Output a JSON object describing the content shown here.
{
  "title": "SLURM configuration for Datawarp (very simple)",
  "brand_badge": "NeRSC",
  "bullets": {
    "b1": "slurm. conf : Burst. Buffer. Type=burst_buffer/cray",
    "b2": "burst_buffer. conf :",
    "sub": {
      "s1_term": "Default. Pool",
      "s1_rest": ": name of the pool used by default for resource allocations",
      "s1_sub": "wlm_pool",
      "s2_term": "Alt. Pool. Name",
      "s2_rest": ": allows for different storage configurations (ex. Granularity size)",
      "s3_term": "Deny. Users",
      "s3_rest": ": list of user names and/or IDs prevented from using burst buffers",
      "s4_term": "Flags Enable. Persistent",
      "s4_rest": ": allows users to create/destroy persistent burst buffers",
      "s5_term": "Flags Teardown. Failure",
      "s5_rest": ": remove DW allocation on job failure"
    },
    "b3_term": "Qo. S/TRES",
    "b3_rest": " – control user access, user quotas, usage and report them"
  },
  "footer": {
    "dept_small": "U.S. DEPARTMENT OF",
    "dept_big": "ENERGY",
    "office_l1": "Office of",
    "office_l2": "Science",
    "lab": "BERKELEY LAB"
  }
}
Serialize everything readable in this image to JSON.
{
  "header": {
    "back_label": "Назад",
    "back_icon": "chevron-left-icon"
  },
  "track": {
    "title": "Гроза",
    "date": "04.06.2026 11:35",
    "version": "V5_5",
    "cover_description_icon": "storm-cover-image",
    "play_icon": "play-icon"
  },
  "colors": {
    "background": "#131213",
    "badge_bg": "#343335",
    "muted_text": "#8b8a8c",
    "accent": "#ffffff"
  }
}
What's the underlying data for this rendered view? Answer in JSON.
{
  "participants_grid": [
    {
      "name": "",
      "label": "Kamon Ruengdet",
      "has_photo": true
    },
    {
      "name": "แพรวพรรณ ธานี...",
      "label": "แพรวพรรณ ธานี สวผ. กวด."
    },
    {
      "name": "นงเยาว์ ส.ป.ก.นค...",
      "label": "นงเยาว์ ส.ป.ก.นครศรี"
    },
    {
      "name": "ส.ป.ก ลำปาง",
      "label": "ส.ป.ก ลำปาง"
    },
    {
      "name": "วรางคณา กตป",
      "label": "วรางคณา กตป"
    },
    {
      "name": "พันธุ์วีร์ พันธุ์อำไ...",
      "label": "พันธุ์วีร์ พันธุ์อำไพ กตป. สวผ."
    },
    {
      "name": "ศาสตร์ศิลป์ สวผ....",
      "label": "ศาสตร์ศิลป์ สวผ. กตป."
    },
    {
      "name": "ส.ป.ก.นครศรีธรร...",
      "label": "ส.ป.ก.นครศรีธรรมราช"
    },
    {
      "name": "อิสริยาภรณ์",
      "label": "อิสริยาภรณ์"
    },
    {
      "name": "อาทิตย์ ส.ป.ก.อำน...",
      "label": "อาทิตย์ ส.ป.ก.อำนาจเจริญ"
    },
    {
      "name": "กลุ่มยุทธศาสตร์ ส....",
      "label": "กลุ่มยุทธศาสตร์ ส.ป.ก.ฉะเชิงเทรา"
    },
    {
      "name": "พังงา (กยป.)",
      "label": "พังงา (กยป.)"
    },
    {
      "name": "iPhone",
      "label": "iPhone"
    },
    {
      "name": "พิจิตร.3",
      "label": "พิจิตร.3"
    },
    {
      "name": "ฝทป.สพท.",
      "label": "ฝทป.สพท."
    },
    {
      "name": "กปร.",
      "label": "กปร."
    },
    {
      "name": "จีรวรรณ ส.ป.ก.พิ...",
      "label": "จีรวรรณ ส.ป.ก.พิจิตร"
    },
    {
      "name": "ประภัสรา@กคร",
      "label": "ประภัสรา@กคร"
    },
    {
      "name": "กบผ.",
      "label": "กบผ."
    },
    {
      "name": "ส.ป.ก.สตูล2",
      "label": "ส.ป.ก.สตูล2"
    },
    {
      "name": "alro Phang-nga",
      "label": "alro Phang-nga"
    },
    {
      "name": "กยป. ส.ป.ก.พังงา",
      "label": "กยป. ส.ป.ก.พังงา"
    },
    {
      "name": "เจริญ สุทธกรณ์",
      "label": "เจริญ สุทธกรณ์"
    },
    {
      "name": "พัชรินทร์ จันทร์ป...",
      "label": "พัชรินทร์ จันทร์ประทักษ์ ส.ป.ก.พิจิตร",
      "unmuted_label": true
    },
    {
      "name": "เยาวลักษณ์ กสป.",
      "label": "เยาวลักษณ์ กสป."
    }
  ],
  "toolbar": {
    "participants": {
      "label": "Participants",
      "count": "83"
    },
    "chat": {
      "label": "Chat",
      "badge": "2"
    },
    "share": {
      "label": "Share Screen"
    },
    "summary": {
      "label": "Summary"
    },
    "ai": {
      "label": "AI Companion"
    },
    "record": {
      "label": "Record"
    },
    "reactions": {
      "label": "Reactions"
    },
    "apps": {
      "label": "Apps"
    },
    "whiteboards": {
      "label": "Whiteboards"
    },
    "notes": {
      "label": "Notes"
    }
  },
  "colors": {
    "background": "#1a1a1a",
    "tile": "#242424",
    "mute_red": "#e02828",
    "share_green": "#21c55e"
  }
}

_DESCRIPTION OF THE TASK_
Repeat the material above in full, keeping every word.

_EXERCISE SOLUTION_
Output a JSON object describing the content shown here.
{
  "title": "SLURM configuration for Datawarp (very simple)",
  "brand_badge": "NeRSC",
  "bullets": {
    "b1": "slurm. conf : Burst. Buffer. Type=burst_buffer/cray",
    "b2": "burst_buffer. conf :",
    "sub": {
      "s1_term": "Default. Pool",
      "s1_rest": ": name of the pool used by default for resource allocations",
      "s1_sub": "wlm_pool",
      "s2_term": "Alt. Pool. Name",
      "s2_rest": ": allows for different storage configurations (ex. Granularity size)",
      "s3_term": "Deny. Users",
      "s3_rest": ": list of user names and/or IDs prevented from using burst buffers",
      "s4_term": "Flags Enable. Persistent",
      "s4_rest": ": allows users to create/destroy persistent burst buffers",
      "s5_term": "Flags Teardown. Failure",
      "s5_rest": ": remove DW allocation on job failure"
    },
    "b3_term": "Qo. S/TRES",
    "b3_rest": " – control user access, user quotas, usage and report them"
  },
  "footer": {
    "dept_small": "U.S. DEPARTMENT OF",
    "dept_big": "ENERGY",
    "office_l1": "Office of",
    "office_l2": "Science",
    "lab": "BERKELEY LAB"
  }
}
Serialize everything readable in this image to JSON.
{
  "header": {
    "back_label": "Назад",
    "back_icon": "chevron-left-icon"
  },
  "track": {
    "title": "Гроза",
    "date": "04.06.2026 11:35",
    "version": "V5_5",
    "cover_description_icon": "storm-cover-image",
    "play_icon": "play-icon"
  },
  "colors": {
    "background": "#131213",
    "badge_bg": "#343335",
    "muted_text": "#8b8a8c",
    "accent": "#ffffff"
  }
}
What's the underlying data for this rendered view? Answer in JSON.
{
  "participants_grid": [
    {
      "name": "",
      "label": "Kamon Ruengdet",
      "has_photo": true
    },
    {
      "name": "แพรวพรรณ ธานี...",
      "label": "แพรวพรรณ ธานี สวผ. กวด."
    },
    {
      "name": "นงเยาว์ ส.ป.ก.นค...",
      "label": "นงเยาว์ ส.ป.ก.นครศรี"
    },
    {
      "name": "ส.ป.ก ลำปาง",
      "label": "ส.ป.ก ลำปาง"
    },
    {
      "name": "วรางคณา กตป",
      "label": "วรางคณา กตป"
    },
    {
      "name": "พันธุ์วีร์ พันธุ์อำไ...",
      "label": "พันธุ์วีร์ พันธุ์อำไพ กตป. สวผ."
    },
    {
      "name": "ศาสตร์ศิลป์ สวผ....",
      "label": "ศาสตร์ศิลป์ สวผ. กตป."
    },
    {
      "name": "ส.ป.ก.นครศรีธรร...",
      "label": "ส.ป.ก.นครศรีธรรมราช"
    },
    {
      "name": "อิสริยาภรณ์",
      "label": "อิสริยาภรณ์"
    },
    {
      "name": "อาทิตย์ ส.ป.ก.อำน...",
      "label": "อาทิตย์ ส.ป.ก.อำนาจเจริญ"
    },
    {
      "name": "กลุ่มยุทธศาสตร์ ส....",
      "label": "กลุ่มยุทธศาสตร์ ส.ป.ก.ฉะเชิงเทรา"
    },
    {
      "name": "พังงา (กยป.)",
      "label": "พังงา (กยป.)"
    },
    {
      "name": "iPhone",
      "label": "iPhone"
    },
    {
      "name": "พิจิตร.3",
      "label": "พิจิตร.3"
    },
    {
      "name": "ฝทป.สพท.",
      "label": "ฝทป.สพท."
    },
    {
      "name": "กปร.",
      "label": "กปร."
    },
    {
      "name": "จีรวรรณ ส.ป.ก.พิ...",
      "label": "จีรวรรณ ส.ป.ก.พิจิตร"
    },
    {
      "name": "ประภัสรา@กคร",
      "label": "ประภัสรา@กคร"
    },
    {
      "name": "กบผ.",
      "label": "กบผ."
    },
    {
      "name": "ส.ป.ก.สตูล2",
      "label": "ส.ป.ก.สตูล2"
    },
    {
      "name": "alro Phang-nga",
      "label": "alro Phang-nga"
    },
    {
      "name": "กยป. ส.ป.ก.พังงา",
      "label": "กยป. ส.ป.ก.พังงา"
    },
    {
      "name": "เจริญ สุทธกรณ์",
      "label": "เจริญ สุทธกรณ์"
    },
    {
      "name": "พัชรินทร์ จันทร์ป...",
      "label": "พัชรินทร์ จันทร์ประทักษ์ ส.ป.ก.พิจิตร",
      "unmuted_label": true
    },
    {
      "name": "เยาวลักษณ์ กสป.",
      "label": "เยาวลักษณ์ กสป."
    }
  ],
  "toolbar": {
    "participants": {
      "label": "Participants",
      "count": "83"
    },
    "chat": {
      "label": "Chat",
      "badge": "2"
    },
    "share": {
      "label": "Share Screen"
    },
    "summary": {
      "label": "Summary"
    },
    "ai": {
      "label": "AI Companion"
    },
    "record": {
      "label": "Record"
    },
    "reactions": {
      "label": "Reactions"
    },
    "apps": {
      "label": "Apps"
    },
    "whiteboards": {
      "label": "Whiteboards"
    },
    "notes": {
      "label": "Notes"
    }
  },
  "colors": {
    "background": "#1a1a1a",
    "tile": "#242424",
    "mute_red": "#e02828",
    "share_green": "#21c55e"
  }
}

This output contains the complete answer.